The Drudge link made it sound like the teen sex apocalypse, but a new Pennsylvania law looks like a pretty smart piece of legislation:
“A 13-year-old girl took a photo; she was naked from the waist up, took a picture of herself and sent it to a 14-year-old boy at his request,” said Detective Sgt. Henry Fontana, of Greensburg Police.
The boy deleted the photo and did not forward it to friends. It was the girl’s mother who later found the photo on her phone and called police.
“Under the new law that just went into effect on Christmas Eve, that is a summary offense,” said Detective Sgt. Fontana.
The new law creates a tiered system for adjudicating sexting cases that differentiates between those who make bad decisions and those who have bad intentions.
Under the new law, minors over the age of 12 charged for the first time will get a summary citation. A second offense will result in a misdemeanor charge.
Felony child pornography laws remain on the books and could still apply if the photos are distributed with malicious intent.
Kids and teens have engaged in sex play ever since there were kids and teens. Technology gives them new ways to play — and new ways to hurt themselves and each other, too. Imagine what would have happened in this case had the boy immediately forwarded that picture to all of his buddies. Or to everyone in his address book. And he could have done it in the blink of an eye, without taking the time for careful consideration which 14-year-old boys are usually known for. (Cough-cough.)
But under the old law, both of these kids — having engaged in some pretty mild sex play — would have been labeled sex offenders and possibly faced kiddie porn charges. Their lives would have been ruined.
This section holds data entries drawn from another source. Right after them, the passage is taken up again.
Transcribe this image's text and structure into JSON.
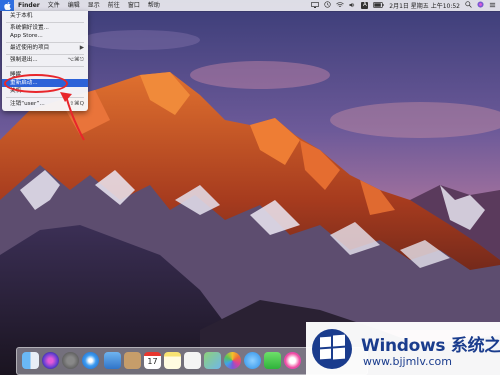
{
  "menubar": {
    "app_name": "Finder",
    "menus": [
      "文件",
      "编辑",
      "显示",
      "前往",
      "窗口",
      "帮助"
    ],
    "status": {
      "input_method": "A",
      "date_time": "2月1日 星期五 上午10:52"
    }
  },
  "apple_menu": {
    "items": [
      {
        "label": "关于本机"
      },
      {
        "label": "系统偏好设置..."
      },
      {
        "label": "App Store..."
      },
      {
        "label": "最近使用的项目"
      },
      {
        "label": "强制退出...",
        "shortcut": "⌥⌘⎋"
      },
      {
        "label": "睡眠"
      },
      {
        "label": "重新启动..."
      },
      {
        "label": "关机..."
      },
      {
        "label": "注销“user”...",
        "shortcut": "⇧⌘Q"
      }
    ]
  },
  "dock": {
    "items": [
      "finder-icon",
      "siri-icon",
      "launchpad-icon",
      "safari-icon",
      "mail-icon",
      "contacts-icon",
      "calendar-icon",
      "notes-icon",
      "reminders-icon",
      "maps-icon",
      "photos-icon",
      "messages-icon",
      "facetime-icon",
      "itunes-icon"
    ],
    "calendar_day": "17"
  },
  "watermark": {
    "brand": "Windows",
    "brand_cn": "系统之家",
    "url": "www.bjjmlv.com"
  },
  "colors": {
    "menu_highlight": "#2c62d8",
    "annotation": "#e8262b",
    "watermark_text": "#1a3c8d"
  }
}
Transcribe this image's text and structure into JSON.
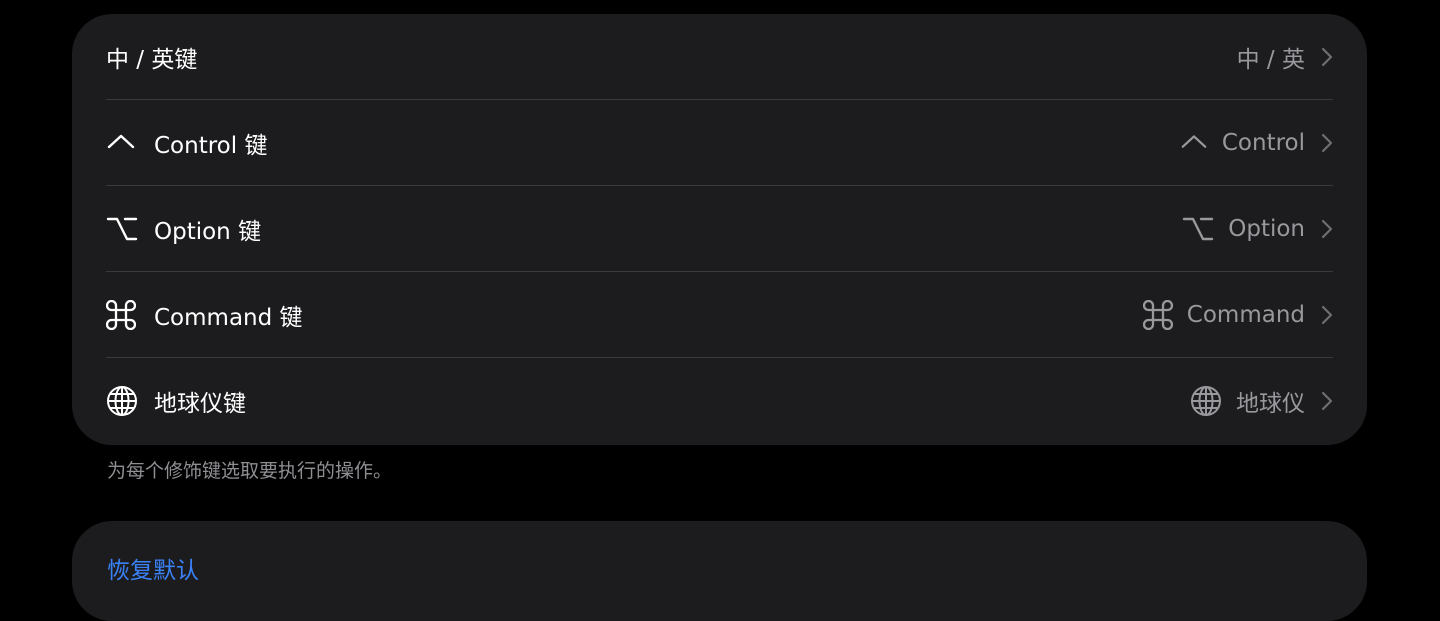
{
  "keys": [
    {
      "title": "中 / 英键",
      "value": "中 / 英",
      "icon": "none"
    },
    {
      "title": "Control 键",
      "value": "Control",
      "icon": "control-caret-icon"
    },
    {
      "title": "Option 键",
      "value": "Option",
      "icon": "option-key-icon"
    },
    {
      "title": "Command 键",
      "value": "Command",
      "icon": "command-key-icon"
    },
    {
      "title": "地球仪键",
      "value": "地球仪",
      "icon": "globe-icon"
    }
  ],
  "footnote": "为每个修饰键选取要执行的操作。",
  "reset_label": "恢复默认",
  "colors": {
    "background": "#000000",
    "group": "#1c1c1e",
    "separator": "#3a3a3c",
    "secondary": "#98989d",
    "accent": "#3a82f7"
  }
}
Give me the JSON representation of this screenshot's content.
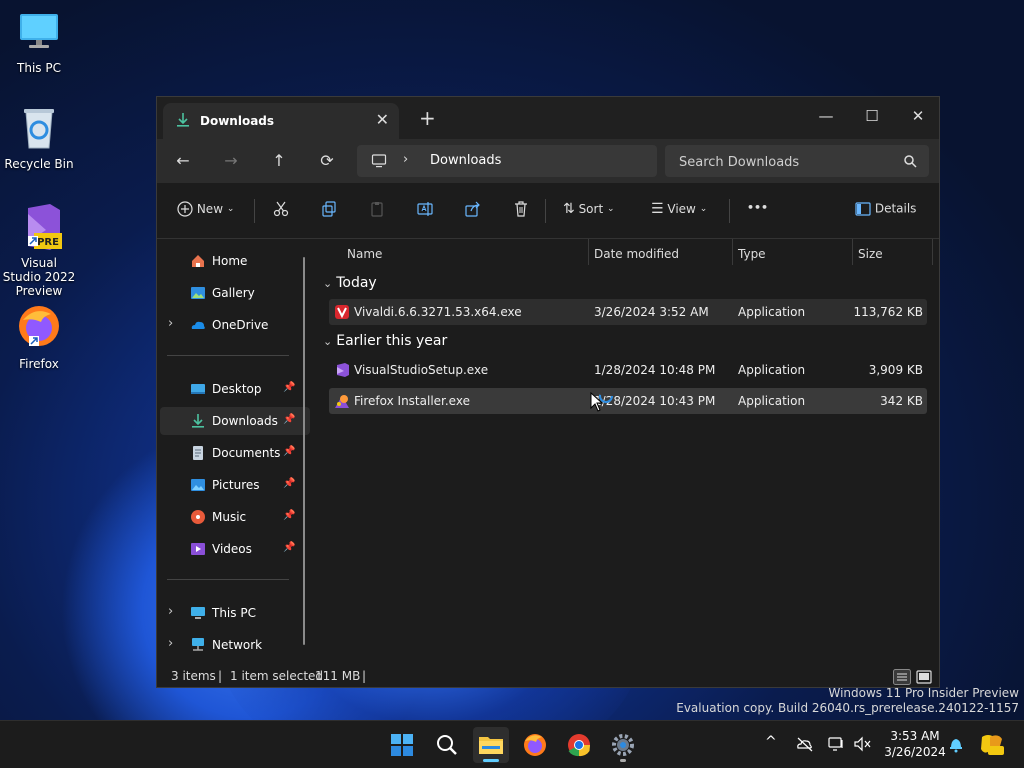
{
  "desktop": {
    "icons": [
      {
        "label": "This PC"
      },
      {
        "label": "Recycle Bin"
      },
      {
        "label": "Visual Studio 2022 Preview",
        "badge": "PRE"
      },
      {
        "label": "Firefox"
      }
    ],
    "watermark_line1": "Windows 11 Pro Insider Preview",
    "watermark_line2": "Evaluation copy. Build 26040.rs_prerelease.240122-1157"
  },
  "explorer": {
    "tab_title": "Downloads",
    "nav": {
      "back": "←",
      "forward": "→",
      "up": "↑",
      "refresh": "⟳"
    },
    "address": {
      "separator": "›",
      "crumb": "Downloads"
    },
    "search": {
      "placeholder": "Search Downloads"
    },
    "toolbar": {
      "new_label": "New",
      "sort_label": "Sort",
      "view_label": "View",
      "more_label": "•••",
      "details_label": "Details"
    },
    "sidebar": {
      "home": "Home",
      "gallery": "Gallery",
      "onedrive": "OneDrive",
      "desktop": "Desktop",
      "downloads": "Downloads",
      "documents": "Documents",
      "pictures": "Pictures",
      "music": "Music",
      "videos": "Videos",
      "thispc": "This PC",
      "network": "Network"
    },
    "columns": {
      "name": "Name",
      "date": "Date modified",
      "type": "Type",
      "size": "Size"
    },
    "groups": [
      {
        "label": "Today",
        "files": [
          {
            "name": "Vivaldi.6.6.3271.53.x64.exe",
            "date": "3/26/2024 3:52 AM",
            "type": "Application",
            "size": "113,762 KB",
            "icon": "vivaldi-icon"
          }
        ]
      },
      {
        "label": "Earlier this year",
        "files": [
          {
            "name": "VisualStudioSetup.exe",
            "date": "1/28/2024 10:48 PM",
            "type": "Application",
            "size": "3,909 KB",
            "icon": "visual-studio-icon"
          },
          {
            "name": "Firefox Installer.exe",
            "date": "1/28/2024 10:43 PM",
            "type": "Application",
            "size": "342 KB",
            "icon": "firefox-icon"
          }
        ]
      }
    ],
    "status": {
      "items": "3 items",
      "selected": "1 item selected",
      "size": "111 MB",
      "sep": "|"
    }
  },
  "taskbar": {
    "clock_time": "3:53 AM",
    "clock_date": "3/26/2024",
    "tray_chevron": "^"
  },
  "colors": {
    "accent": "#60cdff",
    "window_bg": "#1c1c1c",
    "folder_yellow": "#f4c542"
  }
}
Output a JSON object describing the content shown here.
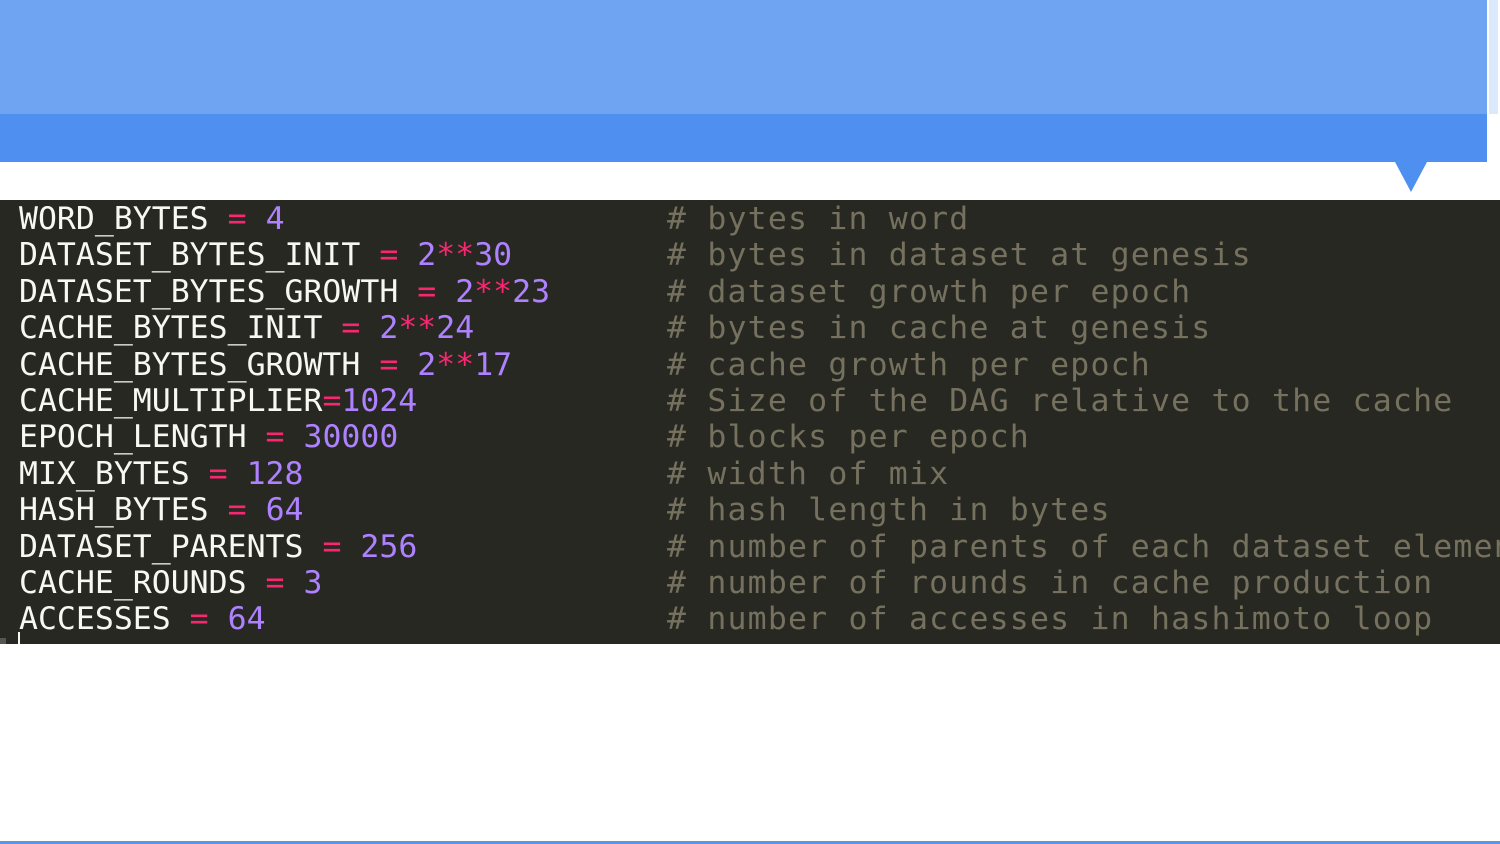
{
  "colors": {
    "banner_light": "#6fa4f2",
    "banner_dark": "#4f8ff0",
    "editor_background": "#272822",
    "identifier": "#f8f8f2",
    "operator": "#f92672",
    "number": "#ae81ff",
    "comment": "#75715e"
  },
  "code": {
    "lines": [
      {
        "name": "WORD_BYTES",
        "op": " = ",
        "value": "4",
        "comment": "# bytes in word"
      },
      {
        "name": "DATASET_BYTES_INIT",
        "op": " = ",
        "value": "2**30",
        "comment": "# bytes in dataset at genesis"
      },
      {
        "name": "DATASET_BYTES_GROWTH",
        "op": " = ",
        "value": "2**23",
        "comment": "# dataset growth per epoch"
      },
      {
        "name": "CACHE_BYTES_INIT",
        "op": " = ",
        "value": "2**24",
        "comment": "# bytes in cache at genesis"
      },
      {
        "name": "CACHE_BYTES_GROWTH",
        "op": " = ",
        "value": "2**17",
        "comment": "# cache growth per epoch"
      },
      {
        "name": "CACHE_MULTIPLIER",
        "op": "=",
        "value": "1024",
        "comment": "# Size of the DAG relative to the cache"
      },
      {
        "name": "EPOCH_LENGTH",
        "op": " = ",
        "value": "30000",
        "comment": "# blocks per epoch"
      },
      {
        "name": "MIX_BYTES",
        "op": " = ",
        "value": "128",
        "comment": "# width of mix"
      },
      {
        "name": "HASH_BYTES",
        "op": " = ",
        "value": "64",
        "comment": "# hash length in bytes"
      },
      {
        "name": "DATASET_PARENTS",
        "op": " = ",
        "value": "256",
        "comment": "# number of parents of each dataset element"
      },
      {
        "name": "CACHE_ROUNDS",
        "op": " = ",
        "value": "3",
        "comment": "# number of rounds in cache production"
      },
      {
        "name": "ACCESSES",
        "op": " = ",
        "value": "64",
        "comment": "# number of accesses in hashimoto loop"
      }
    ]
  }
}
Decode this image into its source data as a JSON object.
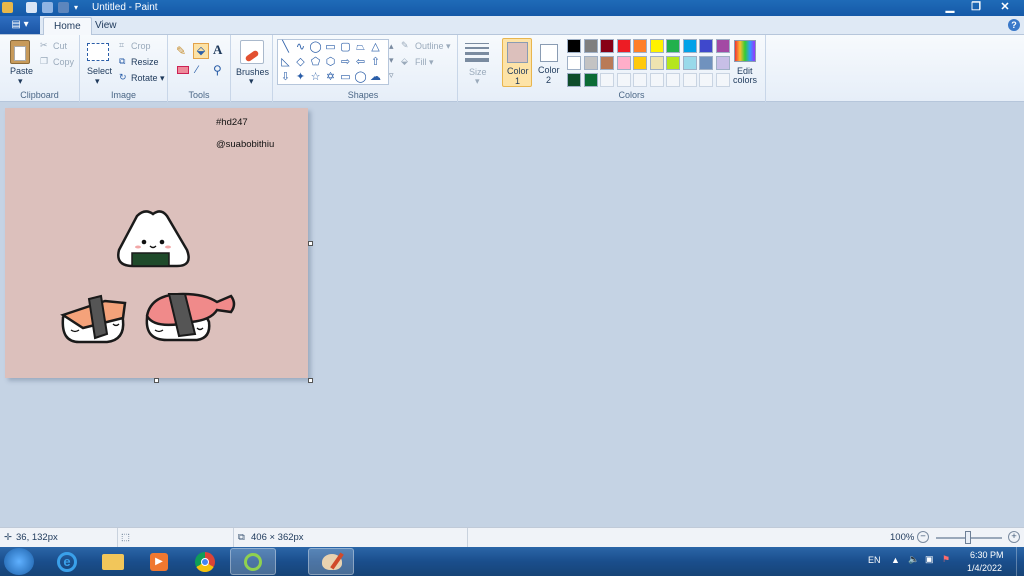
{
  "window": {
    "title": "Untitled - Paint"
  },
  "tabs": {
    "file": "▤ ▾",
    "home": "Home",
    "view": "View"
  },
  "ribbon": {
    "clipboard": {
      "group": "Clipboard",
      "paste": "Paste",
      "cut": "Cut",
      "copy": "Copy"
    },
    "image": {
      "group": "Image",
      "select": "Select",
      "crop": "Crop",
      "resize": "Resize",
      "rotate": "Rotate ▾"
    },
    "tools": {
      "group": "Tools"
    },
    "brushes": {
      "label": "Brushes"
    },
    "shapes": {
      "group": "Shapes",
      "outline": "Outline ▾",
      "fill": "Fill ▾"
    },
    "size": {
      "label": "Size"
    },
    "colors": {
      "group": "Colors",
      "color1_line1": "Color",
      "color1_line2": "1",
      "color2_line1": "Color",
      "color2_line2": "2",
      "edit_line1": "Edit",
      "edit_line2": "colors",
      "color1_value": "#dcc0bc",
      "color2_value": "#ffffff",
      "row1": [
        "#000000",
        "#7f7f7f",
        "#880015",
        "#ed1c24",
        "#ff7f27",
        "#fff200",
        "#22b14c",
        "#00a2e8",
        "#3f48cc",
        "#a349a4"
      ],
      "row2": [
        "#ffffff",
        "#c3c3c3",
        "#b97a57",
        "#ffaec9",
        "#ffc90e",
        "#efe4b0",
        "#b5e61d",
        "#99d9ea",
        "#7092be",
        "#c8bfe7"
      ],
      "row3": [
        "#0f4d2b",
        "#0b6b35",
        "",
        "",
        "",
        "",
        "",
        "",
        "",
        ""
      ]
    }
  },
  "canvas": {
    "background": "#dcc0bc",
    "text1": "#hd247",
    "text2": "@suabobithiu"
  },
  "status": {
    "cursor": "36, 132px",
    "size": "406 × 362px",
    "zoom": "100%"
  },
  "taskbar": {
    "lang": "EN",
    "time": "6:30 PM",
    "date": "1/4/2022"
  }
}
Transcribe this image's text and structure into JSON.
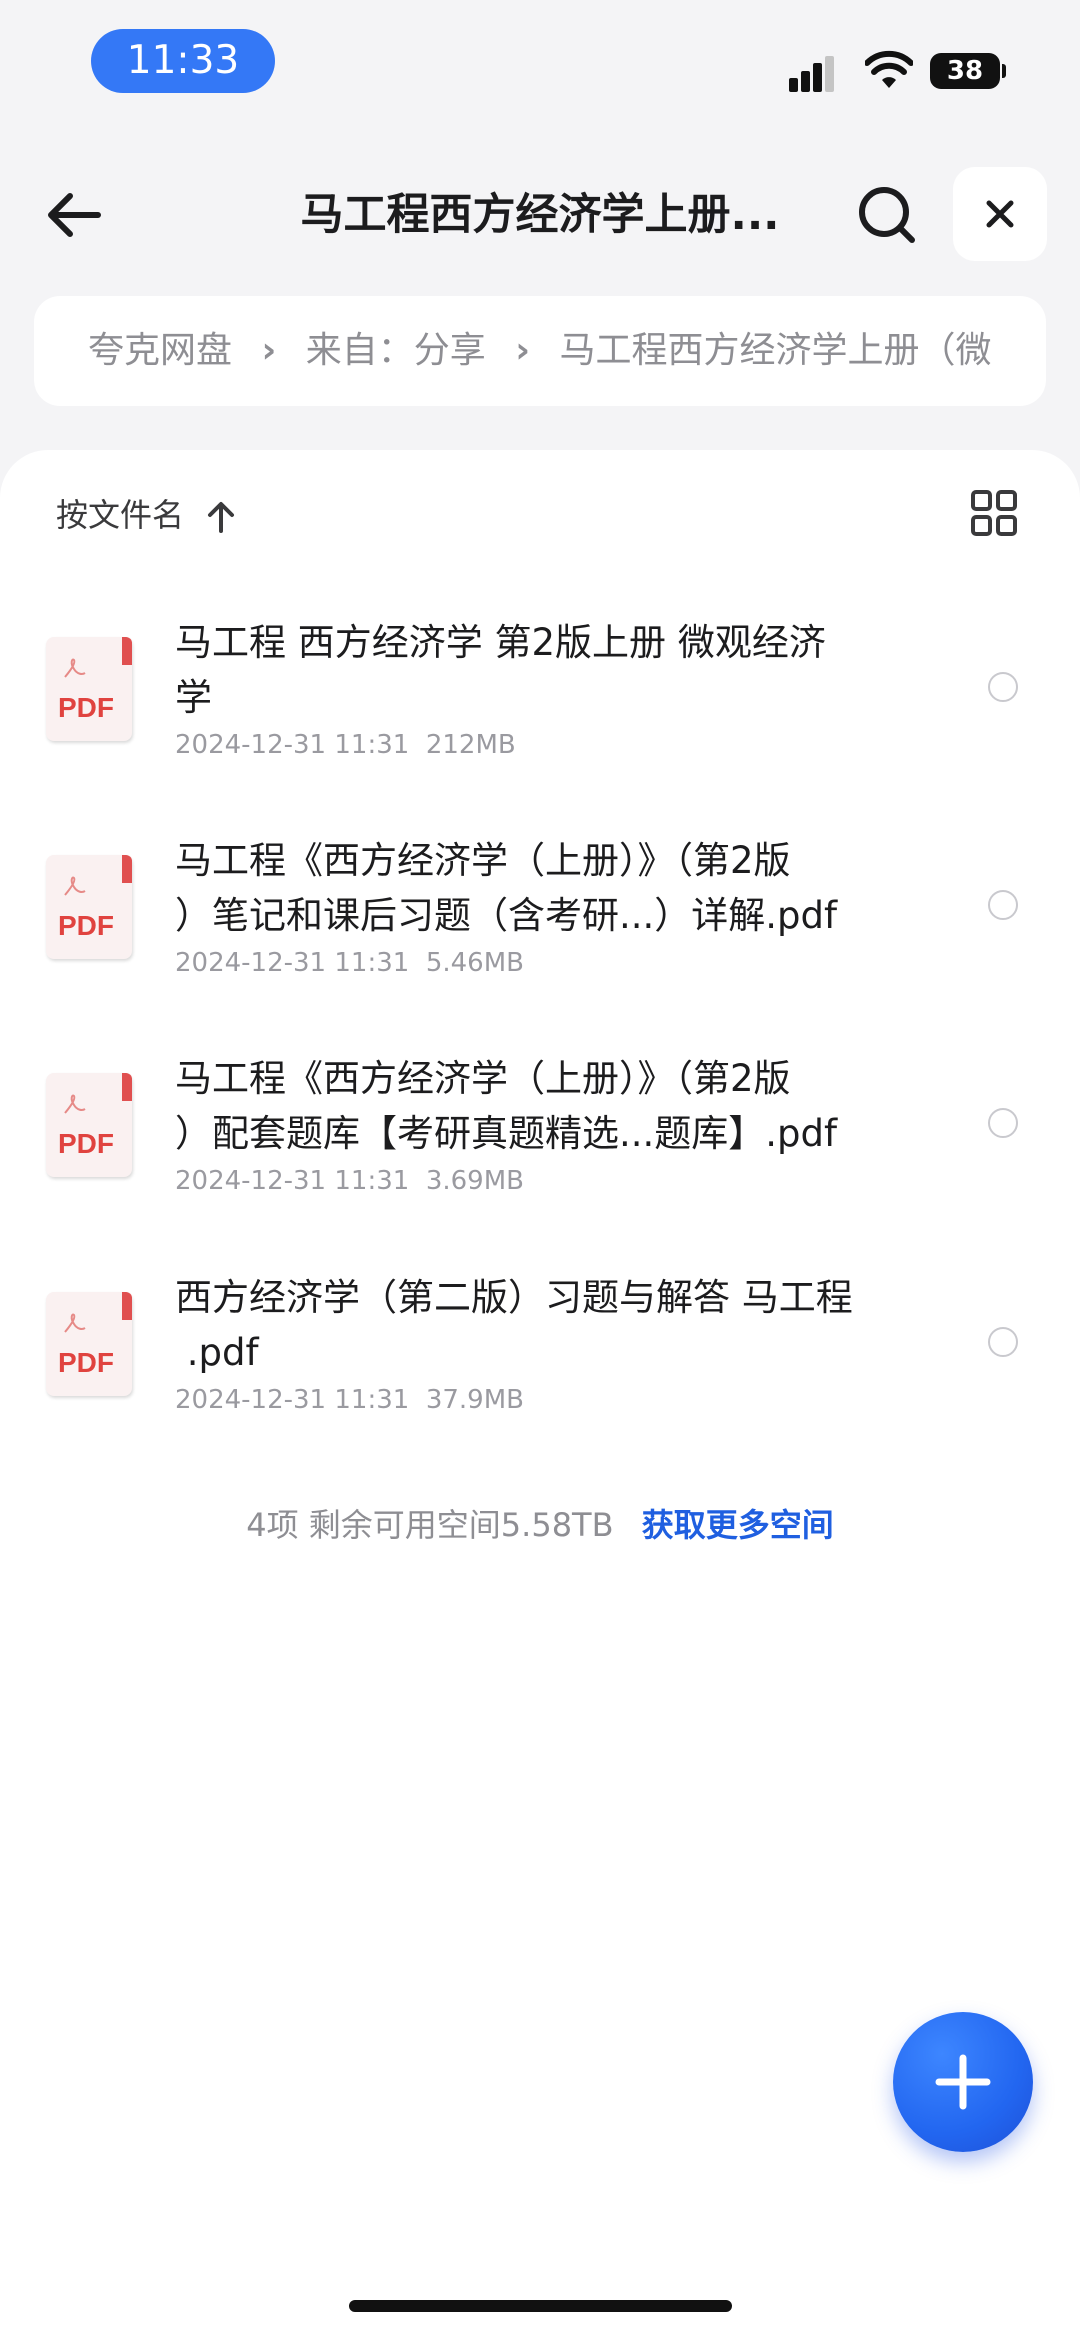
{
  "status_bar": {
    "time": "11:33",
    "battery": "38"
  },
  "header": {
    "title": "马工程西方经济学上册..."
  },
  "breadcrumb": [
    "夸克网盘",
    "来自：分享",
    "马工程西方经济学上册（微"
  ],
  "toolbar": {
    "sort_label": "按文件名"
  },
  "files": [
    {
      "name_lines": [
        "马工程 西方经济学 第2版上册 微观经济",
        "学"
      ],
      "date": "2024-12-31 11:31",
      "size": "212MB",
      "icon_label": "PDF"
    },
    {
      "name_lines": [
        "马工程《西方经济学（上册）》（第2版",
        "）笔记和课后习题（含考研...）详解.pdf"
      ],
      "date": "2024-12-31 11:31",
      "size": "5.46MB",
      "icon_label": "PDF"
    },
    {
      "name_lines": [
        "马工程《西方经济学（上册）》（第2版",
        "）配套题库【考研真题精选...题库】.pdf"
      ],
      "date": "2024-12-31 11:31",
      "size": "3.69MB",
      "icon_label": "PDF"
    },
    {
      "name_lines": [
        "西方经济学（第二版）习题与解答 马工程",
        " .pdf"
      ],
      "date": "2024-12-31 11:31",
      "size": "37.9MB",
      "icon_label": "PDF"
    }
  ],
  "footer": {
    "count": "4项",
    "storage": "剩余可用空间5.58TB",
    "more_space_link": "获取更多空间"
  },
  "colors": {
    "accent": "#3478f6",
    "link": "#1f5fe0",
    "pdf_red": "#e0433f"
  },
  "icons": [
    "back-arrow-icon",
    "search-icon",
    "close-icon",
    "sort-up-arrow-icon",
    "grid-view-icon",
    "pdf-file-icon",
    "plus-icon",
    "wifi-icon",
    "signal-icon"
  ]
}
It’s my belief that the proper adult response to teens being teens is usually-but-not-always to close one’s eyes and cover one’s ears and sing “lalalalalalalala” very loudly.
Pennsylvania seems to have found a solid middle ground here: A disincentive for kids to send each other easily-distributed naked pictures of themselves. And if they do? Then PA will no longer punish a mostly-innocent act the same way they’d punish a genuine purveyor of child porn.
ONE MORE THING: The tab for this story stayed open in my News Stuff to Blog About Later browser window for a couple days where I ruthlessly ignored it, because this is an oogie topic to try and write about. Doubly so as the father of two small boys, and with no idea what technological advances will be helping to tickle their fancies in a few years from now. But I’m glad I did, because it’s helped to clarify my thinking on the matter.
Now if you’ll excuse me, I’m going to go close my eyes and cover my ears and sing “lalalalalalalala” very loudly.